An Uncertain Future for Higher Education’s Federal ‘Cop on the Beat’
By Goldie Blumenstyk MARCH 16, 2017
Jim Watson/AFP/Getty Images
The Consumer Financial Protection Bureau is the federal agency that many Republicans, financial institutions, and for-profit colleges love to hate.
Just under seven years old, the bureau has already left its mark on broad swaths of higher education. It has uncovered abusive practices of student-loan-servicing companies; sued banks and for-profit colleges, accusing them of misrepresenting their student loans; created a complaint system for student borrowers that many consider a model for protecting consumer interests; and highlighted the often too-cozy business ties that colleges have in their deals with banks for student debit cards.

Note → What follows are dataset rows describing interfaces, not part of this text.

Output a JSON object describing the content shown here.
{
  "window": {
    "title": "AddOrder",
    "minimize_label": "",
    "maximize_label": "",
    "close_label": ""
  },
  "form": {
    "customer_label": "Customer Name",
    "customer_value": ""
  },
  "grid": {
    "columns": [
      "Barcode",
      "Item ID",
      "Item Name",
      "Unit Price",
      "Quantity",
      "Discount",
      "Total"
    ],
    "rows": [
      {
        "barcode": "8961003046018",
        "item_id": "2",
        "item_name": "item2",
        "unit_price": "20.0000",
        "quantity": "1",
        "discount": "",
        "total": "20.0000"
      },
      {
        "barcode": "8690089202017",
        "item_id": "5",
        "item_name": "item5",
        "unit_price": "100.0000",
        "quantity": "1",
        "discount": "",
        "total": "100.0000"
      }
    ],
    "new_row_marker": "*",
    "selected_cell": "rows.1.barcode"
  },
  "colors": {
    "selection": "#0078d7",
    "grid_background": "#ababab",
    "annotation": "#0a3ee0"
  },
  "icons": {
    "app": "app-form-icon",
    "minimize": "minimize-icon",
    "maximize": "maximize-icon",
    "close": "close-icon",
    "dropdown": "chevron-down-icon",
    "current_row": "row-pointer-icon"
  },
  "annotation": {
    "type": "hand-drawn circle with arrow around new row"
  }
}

Through a flurry of reports, blog posts, enforcement actions, and lawsuits, the bureau has touched on programs and services that affect nearly every one of the 50 million Americans now holding a student loan or co-signing one, along with millions of others enrolled in college. While it’s impossible to deny the agency’s broad reach, it’s also not hard to find critics assailing it for overreach, sensationalism, and what one detractor calls an overreliance on "name-shaming press releases." Read More